The African Reed Warbler has a slender body, a long pointed bill, and a curved tail. The upperparts of the bird are mostly brown with faint streaks with the chin and breast being greyish-white in color. The bird is relatively small in size measuring about 11 cm in length, and weighing less than 12 grams. Males and females look almost identical in terms of plumage but males are slightly larger.
The African Reed Warbler is a very vocal bird and can make a high-pitched and repetitive "tir-tee- tee-te" call that can be heard at a distance. It is also known for its beautiful and complex song which is typically delivered from a perch in dense vegetation.
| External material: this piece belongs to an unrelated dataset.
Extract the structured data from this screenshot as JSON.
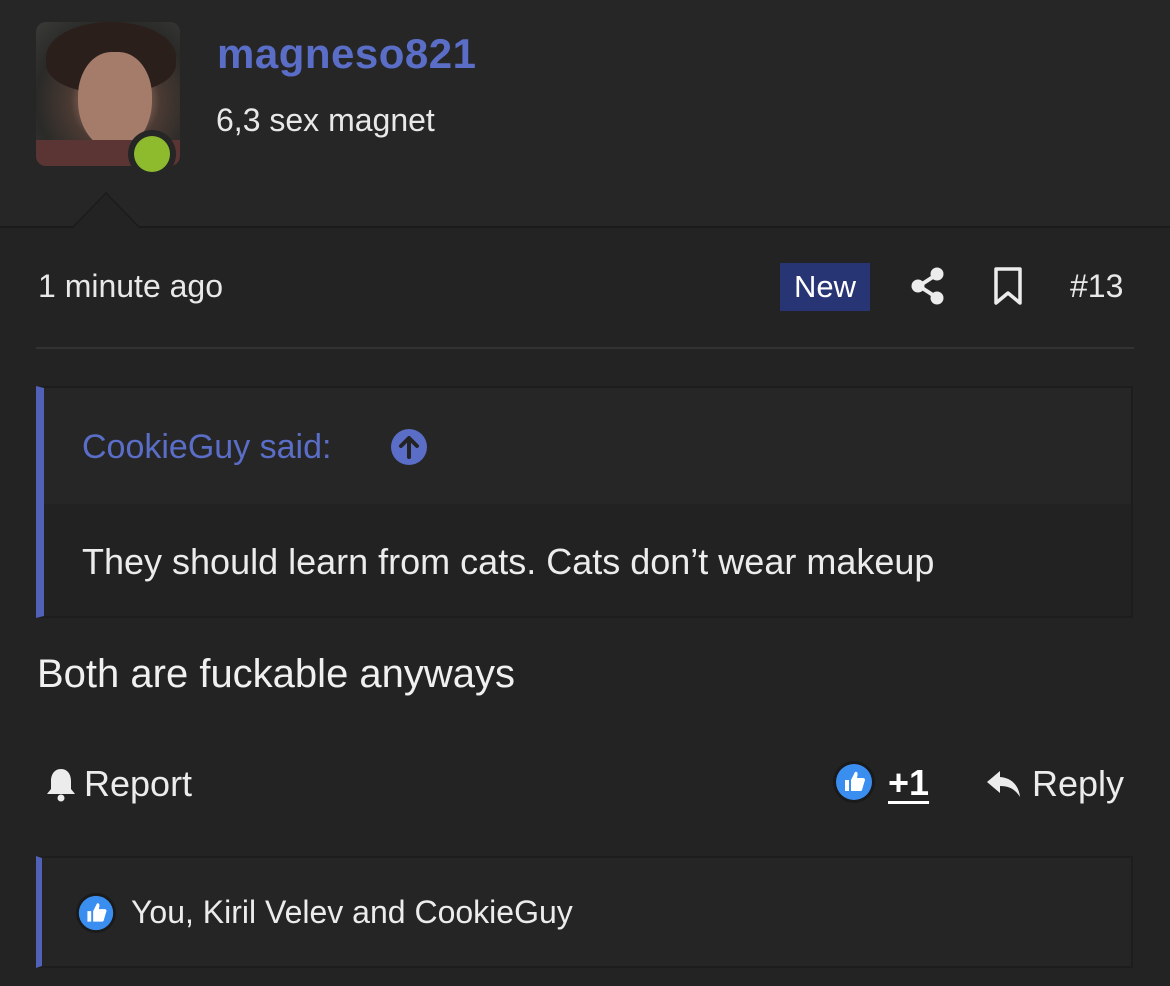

The male bird uses its song to attract a mate, establish territory, and to communicate with other males.
The African Reed Warbler feeds mainly on small insects such as flies, mosquitos, and spiders. It is a highly skilled flycatcher and gets most of its food by hopping from branch to branch and catching flies mid-air. It also forages on the ground and in low vegetation looking for small arthropods.
The African Reed Warbler is an important bird in terms of its role in the ecosystem. It helps in controlling insect populations by feeding on them and also acts as a prey item for raptors and other larger birds. It is also an indicator of the health of wetland ecosystems and its presence or absence can give information on the conservation status of such habitats.
The conservation status of the African Reed Warbler is of least concern. However, it is currently facing threats such as habitat loss and degradation due to human activities such as land-use change, drainage of wetlands, and pollution. The conservation of this bird species will, therefore, require habitat protection, and increased public awareness and education on the importance of wetland ecosystems.